There was once a time when the majority of professionals actually enjoyed going to work every day. They appreciated the relationships built with their co-workers, believed their work was meaningful, worked hard, and remained with their company for decades. Likewise, companies reciprocated by taking care of their people, listening to them, and providing long-term protection and care such as pensions and health care.

These days, many companies do not hold up their end of the bargain, so why would its employees? According to a Wall Street Journal, 70 percent of people do not enjoy their job, and employees at all levels feel that there is a lack of trust and loyalty in their company. This lack of loyalty leads to high turnover, high stress, and declining productivity.

Re-establishing trust and loyalty in your organization is essential to retaining key talent, increasing customer satisfaction, and boosting the bottom line. Why you ask? Because numerous studies have indicated that there is a direct correlation between employee satisfaction and company productivity. Additionally, happy employees are stable employees, meaning the bonds of loyalty will flourish and retention levels of key employees will increase.

So, how do you build professional relationships based on trust and loyalty in an environment that is vastly different from the “golden days?” The answer is simple.

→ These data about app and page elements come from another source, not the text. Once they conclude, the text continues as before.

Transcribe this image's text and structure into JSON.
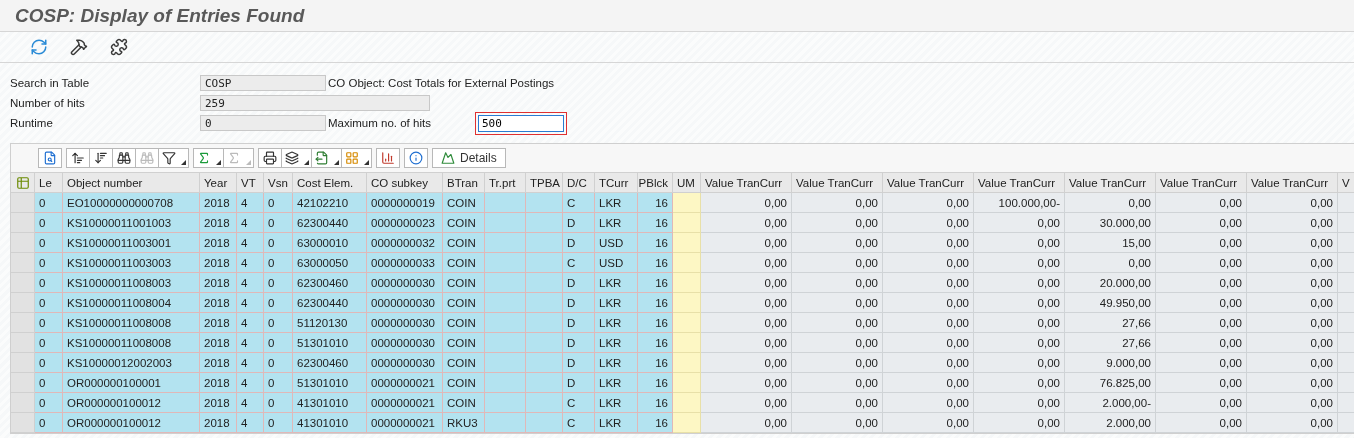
{
  "window": {
    "title": "COSP: Display of Entries Found"
  },
  "toolbar": [
    {
      "kind": "refresh"
    },
    {
      "kind": "tools"
    },
    {
      "kind": "puzzle"
    }
  ],
  "form": {
    "search_in_table": {
      "label": "Search in Table",
      "value": "COSP",
      "description": "CO Object: Cost Totals for External Postings"
    },
    "number_of_hits": {
      "label": "Number of hits",
      "value": "259"
    },
    "runtime": {
      "label": "Runtime",
      "value": "0"
    },
    "maximum_hits": {
      "label": "Maximum no. of hits",
      "value": "500",
      "focused": true
    }
  },
  "alv_toolbar": [
    [
      {
        "kind": "details",
        "disabled": false,
        "dropdown": false
      }
    ],
    [
      {
        "kind": "sort_asc",
        "disabled": false,
        "dropdown": false
      },
      {
        "kind": "sort_desc",
        "disabled": false,
        "dropdown": false
      },
      {
        "kind": "find",
        "disabled": false,
        "dropdown": false
      },
      {
        "kind": "find_next",
        "disabled": true,
        "dropdown": false
      },
      {
        "kind": "filter",
        "disabled": false,
        "dropdown": true
      }
    ],
    [
      {
        "kind": "sum",
        "disabled": false,
        "dropdown": true
      },
      {
        "kind": "subtotal",
        "disabled": true,
        "dropdown": true
      }
    ],
    [
      {
        "kind": "print",
        "disabled": false,
        "dropdown": false
      },
      {
        "kind": "views",
        "disabled": false,
        "dropdown": true
      },
      {
        "kind": "export",
        "disabled": false,
        "dropdown": true
      },
      {
        "kind": "layout",
        "disabled": false,
        "dropdown": true
      }
    ],
    [
      {
        "kind": "chart",
        "disabled": false,
        "dropdown": false
      }
    ],
    [
      {
        "kind": "info",
        "disabled": false,
        "dropdown": false
      }
    ],
    [
      {
        "kind": "details_button",
        "disabled": false,
        "dropdown": false,
        "label": "Details"
      }
    ]
  ],
  "table": {
    "columns": [
      {
        "label": "Le",
        "kind": "key"
      },
      {
        "label": "Object number",
        "kind": "key"
      },
      {
        "label": "Year",
        "kind": "key"
      },
      {
        "label": "VT",
        "kind": "key"
      },
      {
        "label": "Vsn",
        "kind": "key"
      },
      {
        "label": "Cost Elem.",
        "kind": "key"
      },
      {
        "label": "CO subkey",
        "kind": "key"
      },
      {
        "label": "BTran",
        "kind": "key"
      },
      {
        "label": "Tr.prt",
        "kind": "key"
      },
      {
        "label": "TPBA",
        "kind": "key"
      },
      {
        "label": "D/C",
        "kind": "key"
      },
      {
        "label": "TCurr",
        "kind": "key"
      },
      {
        "label": "PBlck",
        "kind": "key_number"
      },
      {
        "label": "UM",
        "kind": "unit"
      },
      {
        "label": "Value TranCurr",
        "kind": "value"
      },
      {
        "label": "Value TranCurr",
        "kind": "value"
      },
      {
        "label": "Value TranCurr",
        "kind": "value"
      },
      {
        "label": "Value TranCurr",
        "kind": "value"
      },
      {
        "label": "Value TranCurr",
        "kind": "value"
      },
      {
        "label": "Value TranCurr",
        "kind": "value"
      },
      {
        "label": "Value TranCurr",
        "kind": "value"
      },
      {
        "label": "V",
        "kind": "value"
      }
    ],
    "rows": [
      [
        "0",
        "EO10000000000708",
        "2018",
        "4",
        "0",
        "42102210",
        "0000000019",
        "COIN",
        null,
        null,
        "C",
        "LKR",
        "16",
        null,
        "0,00",
        "0,00",
        "0,00",
        "100.000,00-",
        "0,00",
        "0,00",
        "0,00",
        null
      ],
      [
        "0",
        "KS10000011001003",
        "2018",
        "4",
        "0",
        "62300440",
        "0000000023",
        "COIN",
        null,
        null,
        "D",
        "LKR",
        "16",
        null,
        "0,00",
        "0,00",
        "0,00",
        "0,00",
        "30.000,00",
        "0,00",
        "0,00",
        null
      ],
      [
        "0",
        "KS10000011003001",
        "2018",
        "4",
        "0",
        "63000010",
        "0000000032",
        "COIN",
        null,
        null,
        "D",
        "USD",
        "16",
        null,
        "0,00",
        "0,00",
        "0,00",
        "0,00",
        "15,00",
        "0,00",
        "0,00",
        null
      ],
      [
        "0",
        "KS10000011003003",
        "2018",
        "4",
        "0",
        "63000050",
        "0000000033",
        "COIN",
        null,
        null,
        "C",
        "USD",
        "16",
        null,
        "0,00",
        "0,00",
        "0,00",
        "0,00",
        "0,00",
        "0,00",
        "0,00",
        null
      ],
      [
        "0",
        "KS10000011008003",
        "2018",
        "4",
        "0",
        "62300460",
        "0000000030",
        "COIN",
        null,
        null,
        "D",
        "LKR",
        "16",
        null,
        "0,00",
        "0,00",
        "0,00",
        "0,00",
        "20.000,00",
        "0,00",
        "0,00",
        null
      ],
      [
        "0",
        "KS10000011008004",
        "2018",
        "4",
        "0",
        "62300440",
        "0000000030",
        "COIN",
        null,
        null,
        "D",
        "LKR",
        "16",
        null,
        "0,00",
        "0,00",
        "0,00",
        "0,00",
        "49.950,00",
        "0,00",
        "0,00",
        null
      ],
      [
        "0",
        "KS10000011008008",
        "2018",
        "4",
        "0",
        "51120130",
        "0000000030",
        "COIN",
        null,
        null,
        "D",
        "LKR",
        "16",
        null,
        "0,00",
        "0,00",
        "0,00",
        "0,00",
        "27,66",
        "0,00",
        "0,00",
        null
      ],
      [
        "0",
        "KS10000011008008",
        "2018",
        "4",
        "0",
        "51301010",
        "0000000030",
        "COIN",
        null,
        null,
        "D",
        "LKR",
        "16",
        null,
        "0,00",
        "0,00",
        "0,00",
        "0,00",
        "27,66",
        "0,00",
        "0,00",
        null
      ],
      [
        "0",
        "KS10000012002003",
        "2018",
        "4",
        "0",
        "62300460",
        "0000000030",
        "COIN",
        null,
        null,
        "D",
        "LKR",
        "16",
        null,
        "0,00",
        "0,00",
        "0,00",
        "0,00",
        "9.000,00",
        "0,00",
        "0,00",
        null
      ],
      [
        "0",
        "OR000000100001",
        "2018",
        "4",
        "0",
        "51301010",
        "0000000021",
        "COIN",
        null,
        null,
        "D",
        "LKR",
        "16",
        null,
        "0,00",
        "0,00",
        "0,00",
        "0,00",
        "76.825,00",
        "0,00",
        "0,00",
        null
      ],
      [
        "0",
        "OR000000100012",
        "2018",
        "4",
        "0",
        "41301010",
        "0000000021",
        "COIN",
        null,
        null,
        "C",
        "LKR",
        "16",
        null,
        "0,00",
        "0,00",
        "0,00",
        "0,00",
        "2.000,00-",
        "0,00",
        "0,00",
        null
      ],
      [
        "0",
        "OR000000100012",
        "2018",
        "4",
        "0",
        "41301010",
        "0000000021",
        "RKU3",
        null,
        null,
        "C",
        "LKR",
        "16",
        null,
        "0,00",
        "0,00",
        "0,00",
        "0,00",
        "2.000,00",
        "0,00",
        "0,00",
        null
      ]
    ]
  }
}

Communication. It’s what you say and how you do it. The following tips will help you establish better communication, increasing both trust and loyalty and providing a glimpse into the days of our predecessors.

  1. Place importance on “face time” with each employee.

    Today, it seems that we are surrounded with a multitude of communication platforms that allow us to save time while avoiding human contact. Many leaders would rather send an email, ichat, or voicemail than actually talk to their staff in person. Make no mistake, it is essential that firm leadership schedule face time with their employees.

    During these meetings, leadership should uncover their employees’ passions and contributions. This will provide opportunities for employees to contribute to the company by using their real talents. When that occurs, disloyalty and mistrust are significantly eliminated. People feel as though they’re making a difference and are providing real input. The bottom line is that if firm leadership doesn’t allow its employees to feel as though they are truly contributing to the firm, thus having an actual stake in the company, they will never build that sense of loyalty.

  2. Acknowledge a job well done.

    When it comes to building trust and loyalty, some companies believe the best approach is to provide sparkly amenities: health benefits, on-site daycare, happy hours after after a stressful week, and more. These enticing luxuries may “buy” people’s trust and loyalty for the short-term, but such an approach fails miserably when it comes to long-term results. It is important to realize that what people really desire is to be recognized for a job well done. People want their opinions to matter. They want to feel appreciated. Recognition and praise are the most effective tools to help people realize how significant they are to the company. This approach goes much further than any dollar amount ever could.

    Therefore, make it a point to look for people doing something good, and acknowledge that behavior publicly. Openly congratulate people for achieving goals, meeting deadlines, and for going the extra mile. When people are noticed and feel appreciated, they’ll be more loyal.

  3. Do what you say.

    The term “walk the talk” still holds true. If you want your employees to display trust and loyalty, then firm leadership needs to do the same. Unfortunately, many managers and executives don’t always do what they say. They often communicate great ideas that build appreciation and support, but then those ideas never materialize. Real leaders who inspire trust and loyalty keep their word. Since employees interact with their direct supervisor daily, it is essential that these leaders trust the company and display loyalty. If they don’t, then their staff will not be trusting or loyal either. So, make sure firm leaders display the behavior they want their staff to emulate, because they are watching and they do notice!

While the “golden days” of business may be over, a company can still inspire trust and loyalty amongst its employees. In fact, the more firm leadership communicates with its people, acknowledges them, and emulates the behavior they are seeking, the more trusting and loyal their employees will be. Remember, it is a leader’s job to ignite the passion of their people. They can’t do that without communication. Taking an honest interest in their employees’ talents and displaying the behavior and company culture they desire, will result in employees who want to be with a company for the long haul, and who positively impact the bottom line.